Speaking of LTE radios, the battery performance is easily one of the most important features for both devices. On this occasion, it is the Nokia Lumia 900 which has the upper hand. With a smaller ClearBlack AMOLED screen, and a bigger, 1830mAh battery, the smartphone achieved an endurance rating of 29 in our test.
Things did not go so well for the HTC Titan II. Sadly, Titan II will last less than 24 hours if you use it for an hour each of telephony, web browsing, and video playback. Where as Nokia Lumia will last for around 30 hours
Overall, the Nokia Lumia 900 seems to have a slight edge over the HTC Titan II in the design and hardware section. It looks (arguably) better, feels almost as solid as the HTC, and offers better battery performance, albeit marginally. The extra clock speed of HTC's CPU might actually be doing it a bad favor as far as battery life is concerned.
With Windows Phone 7.5 Mango being the same across handsets from every range, it is up to the exclusive, proprietary software add-ons tip the scale in favor of the Lumia 900 or the Titan II. Both manufacturers have put a significant effort in adding their own apps, which aim to provide additional appeal to potential users.

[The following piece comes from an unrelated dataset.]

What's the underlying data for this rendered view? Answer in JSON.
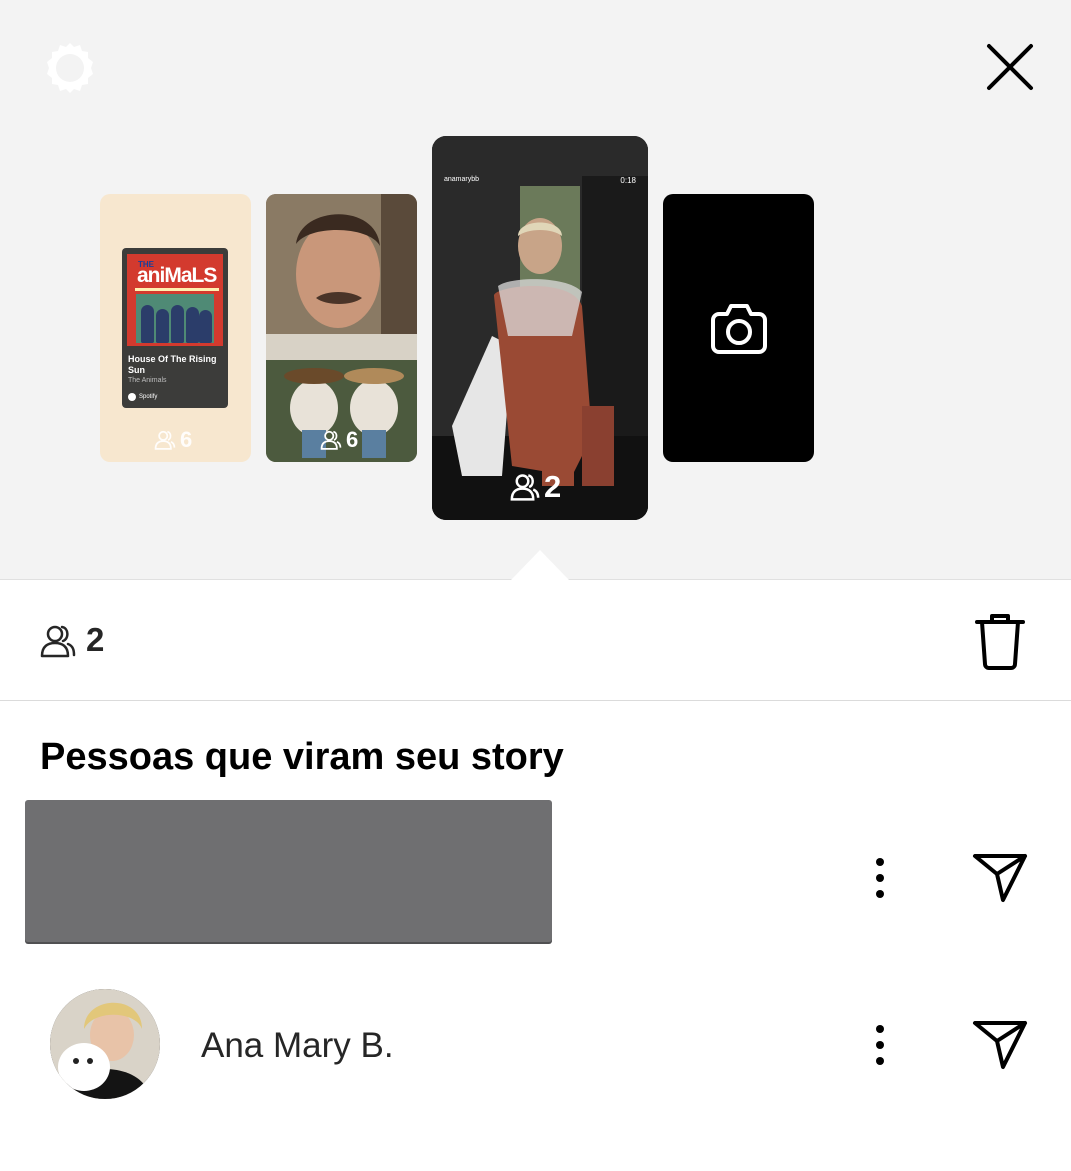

Their survival as a leading smartphone manufacturer at stake, Nokia have understandably put extra effort to make their WP7 line stand out in the crowd. With any Lumia phone you get Nokia Drive - a complete SatNav solution with downloadable maps free of charge.
The other household names are Nokia Maps, App Highlights and Nokia Music, but some of them are, or will be available across the platform soon enough. App Highlights offers a selection of apps to get you started, while Nokia Music works as a general music player but with a location-aware twist. You also get access to the Nokia Music store, which is an alternative to the Zune Marketplace.

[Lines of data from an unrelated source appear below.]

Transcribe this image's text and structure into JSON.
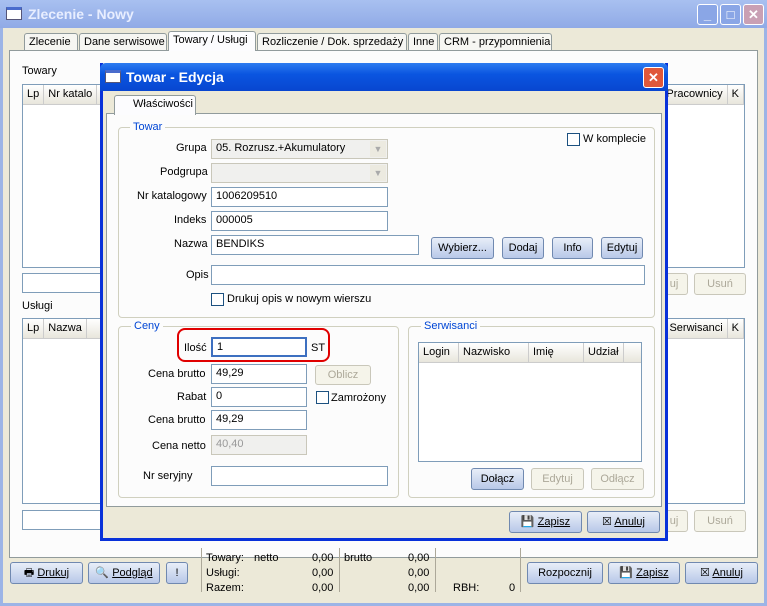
{
  "main_window": {
    "title": "Zlecenie - Nowy",
    "tabs": [
      "Zlecenie",
      "Dane serwisowe",
      "Towary / Usługi",
      "Rozliczenie / Dok. sprzedaży",
      "Inne",
      "CRM - przypomnienia"
    ],
    "active_tab": "Towary / Usługi",
    "towary_label": "Towary",
    "towary_columns": [
      "Lp",
      "Nr katalo",
      "Pracownicy",
      "K"
    ],
    "uslugi_label": "Usługi",
    "uslugi_columns": [
      "Lp",
      "Nazwa",
      "Serwisanci",
      "K"
    ],
    "edit_button_partial": "uj",
    "delete_button": "Usuń",
    "footer": {
      "print": "Drukuj",
      "preview": "Podgląd",
      "towary_label": "Towary:",
      "netto_label": "netto",
      "towary_netto": "0,00",
      "brutto_label": "brutto",
      "towary_brutto": "0,00",
      "uslugi_label": "Usługi:",
      "uslugi_netto": "0,00",
      "uslugi_brutto": "0,00",
      "razem_label": "Razem:",
      "razem_netto": "0,00",
      "razem_brutto": "0,00",
      "rbh_label": "RBH:",
      "rbh_value": "0",
      "start": "Rozpocznij",
      "save": "Zapisz",
      "cancel": "Anuluj"
    }
  },
  "dialog": {
    "title": "Towar - Edycja",
    "tab": "Właściwości",
    "towar": {
      "legend": "Towar",
      "grupa_label": "Grupa",
      "grupa_value": "05. Rozrusz.+Akumulatory",
      "podgrupa_label": "Podgrupa",
      "podgrupa_value": "",
      "nr_kat_label": "Nr katalogowy",
      "nr_kat_value": "1006209510",
      "indeks_label": "Indeks",
      "indeks_value": "000005",
      "nazwa_label": "Nazwa",
      "nazwa_value": "BENDIKS",
      "opis_label": "Opis",
      "opis_value": "",
      "w_komplecie": "W komplecie",
      "drukuj_opis": "Drukuj opis w nowym wierszu",
      "buttons": [
        "Wybierz...",
        "Dodaj",
        "Info",
        "Edytuj"
      ]
    },
    "ceny": {
      "legend": "Ceny",
      "ilosc_label": "Ilość",
      "ilosc_value": "1",
      "unit": "ST",
      "cena_brutto_label": "Cena brutto",
      "cena_brutto_value": "49,29",
      "oblicz": "Oblicz",
      "rabat_label": "Rabat",
      "rabat_value": "0",
      "zamrozony": "Zamrożony",
      "cena_brutto2_label": "Cena brutto",
      "cena_brutto2_value": "49,29",
      "cena_netto_label": "Cena netto",
      "cena_netto_value": "40,40",
      "nr_seryjny_label": "Nr seryjny",
      "nr_seryjny_value": ""
    },
    "serwisanci": {
      "legend": "Serwisanci",
      "columns": [
        "Login",
        "Nazwisko",
        "Imię",
        "Udział"
      ],
      "buttons": [
        "Dołącz",
        "Edytuj",
        "Odłącz"
      ]
    },
    "save": "Zapisz",
    "cancel": "Anuluj"
  },
  "colors": {
    "highlight": "#e00000",
    "accent": "#0a55e0"
  }
}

The Titan II has a pretty good alternative to Nokia Drive, called HTC Locations. The HTC exclusive app is also free, can download maps for use when offline, and is (arguably) better.
Furthermore, the Taiwanese alternative to the Nokia Lumia 900 offers you several other exclusive apps, which are taken straight from the HTC Sense UI for Android. We particularly liked the weather app, as it adds a serious touch of eye candy to an otherwise plain looking Windows Phone homescreen.
The camera comparison is a rather curious tie between the two devices. The Lumia 900 takes better still photos. The HTC Titan II on the other hand, captures much better 720p videos, where the constant autofocus is not that big of a nuisance like in the case of the Nokia.
The HTC Titan II also comes with a sound enhancer and a few equalizer settings preloaded. We found them to provide a significantly better audio experience than what the Lumia 900 had to offer. If multimedia playback is important for you, the Titan II looks like the better alternative.
The End result:
Despite quite a few similarities, the Nokia Lumia 900 and the HTC Titan II have developed some quite different characters.
The Lumia 900 wins the design contest. It is far more likely to turn heads than the generic looking Titan II. Build quality is top notch too, and so is the ClearBlack AMOLED display. The latter is possibly the best way to enjoy the Windows Phone OS. Our only grievance here is the slightly cheap and flimsy feel of the Lumia's hardware buttons. The Nokia will also last longer on a single charge than the HTC.
The HTC Titan II on the other hand, is lighter, while being just as solidly built. Its bigger screen is likely to find some followers, despite its lower pixel density. It is also better equipped in the software department out of the box.
With the Nokia Lumia 900 enjoying massive coverage, and costing half as much as the HTC Titan II, it is easy to guess that it will outsell its rival by quite a margin.